Jack Bloor Fell Race 8-5-2012
My move to London to develop my work as a personal trainer is imminent. I have accordingly decided to run as many local fell races as possible before I go. While I am excited to be bringing my services south, and London has its fair share of hills and slopes, it doesn’t begin to compare with the hills I will be leaving behind in Yorkshire. With that said, I am an inexperienced fell racer. When in training I generally run for hours at a time on long steady gradients, but a fell race is all about going straight up a huge hill and then coming straight back down. Last night’s race on Ilkely Moor was exactly that: 350m/1150ft of ascent followed by the same descent. All in the space of 5 miles.
I met up with ultra running veteran Jon Steele beforehand. We chatted about our inexperience in these events, whilst looking up apprehensively at the sheer scarp directly in front of us. Fell runners are a different breed of athlete and the short, sharp and intense nature of these events is a bit different to the long and drawn out psychological challenges to which we are used in ultras. After recognizing a relative manning the cake stall, discovering that my garmin battery had gone, and deciding to wear my brand new bright red f-lite trainers, it was time to start.

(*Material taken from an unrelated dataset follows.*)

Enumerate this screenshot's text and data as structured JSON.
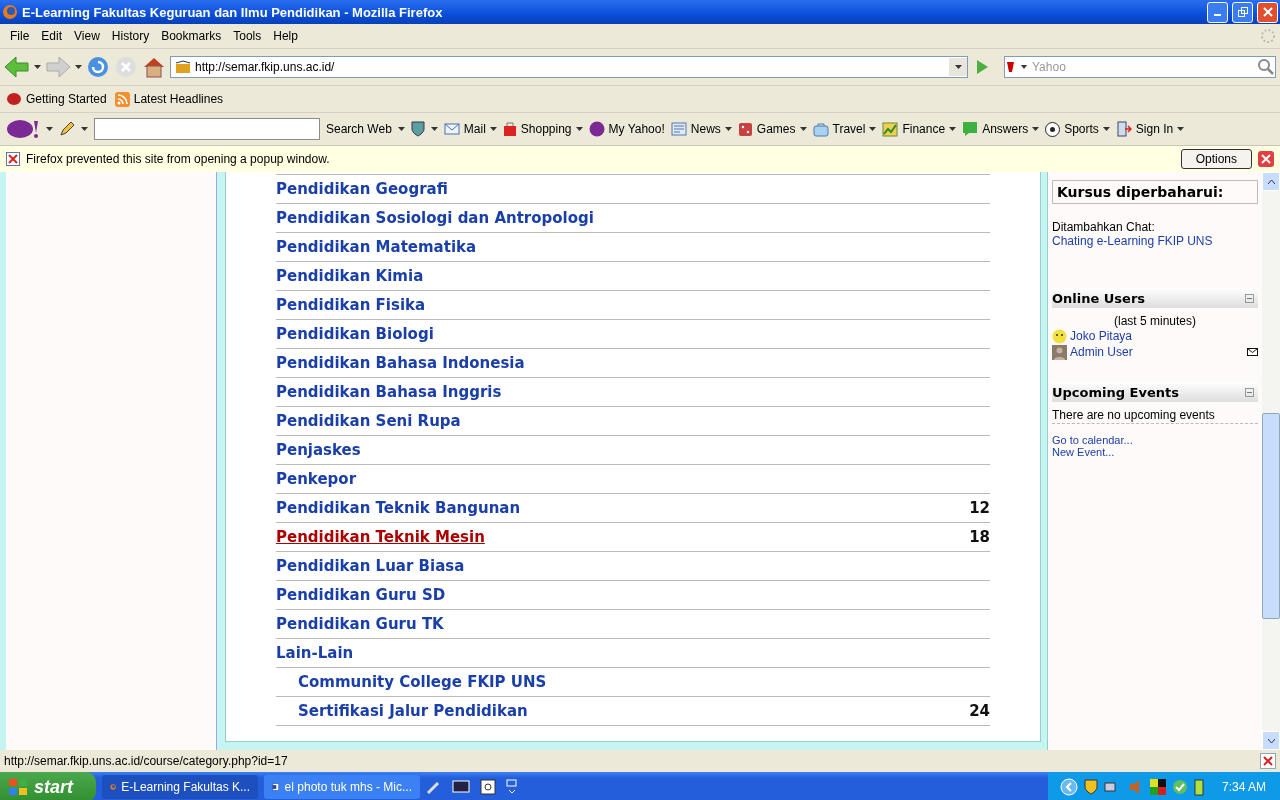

The race had no fixed route – you choose your own so long as you go via the waymarkers. The 200 or so entrants immediately split into several groups, each taking different approaches up the flank of Ilkely Moor. I found myself trapped in a group running a bit slower than me so decided to branch out and make a straight line up through the heathland rather than try and follow paths as most of the others were doing. This worked for a few minutes, before I concluded that the extra effort I was putting into propelling myself through the thick undergrowth was outstripping any navigational advantage. I have become quite pleased with my strength on hills recently, but this was soon put into perspective by seasoned fell runners at whose hot-air-balloon sized lungs I could only marvel when I looked up and saw the leaders 300m ahead of me after only five minutes. But I ran most of the precipitous ascent with only a few hands on thighs moments, reached the first waymarker, the Badger Stone, and bore due West.
This part of the race was a gradual descent to the next waymarker. Despite a nosedive into some bracken as I tried to negotiate a large ditch, the slope allowed me to pass three or four runners before reaching the ancient Swastika stone. We then set off back uphill on another climb – not as gruesome as before but still thoroughly unpleasant. Stream after spring after bog after marsh meant that any hope of trying to keep my new trainers clean was futile – and more evidence of my fell racing inexperience. Reassuringly, though, I started to pass people who had sailed past me earlier. As the gradient evened out towards Cowpers Cross and Ilkely Moor summit where there was half a kilometer or so of flag stoned track to run across. This allowed me to pick up a head of steam; I made good time around this part of the route.
From the top of Ilkely Moor it was down down down. This was hugely enjoyable despite the first half mile being run calf deep in standing water which left my feet numb. As the gradient steepened so things become increasingly eventful. Tapping a rock with the toe of my shoe sent me careering head first into the ground at one point, whilst disappearing to below the knee in a concealed bog sent me flying sideways at another. I had no pre-planned route down and found – to my alarm, with no other options available – that I was following two runners who had a very casual approach both to their own safety and to the basics of gravity. With momentum increasing and very little opportunity to put on the brakes we sailed over a near-vertical thirty-foot drop. I went down feet at first, but was soon thrown onto my bum, then my left side, then my right, then every other part of my body apart from my feet. I imagined we looked like the people who chase cheese down a hill in whatever village they do that in the Cotswolds. Remarkably, when the slope evened out ever so slightly, I somehow landed on my feet and carried on running.
After about ten minutes of pure adrenaline I saw the finish. I managed to get past the two suicidal runners, but just as I’d inched ahead of them I tripped and they passed me again. I flew down the final bank, vainly trying to catch them and before I knew it I’d reached the finish exhausted but exhilarated. Jon finished about 30 seconds after me, which was great, because I never beat him!
I am an immediate fell race convert and have another lined up for next week. The lung-busting ascent, the tactical approach to route finding, the five or six falls and the lunatic descent combine to make you feel very alive. Bring on the next one.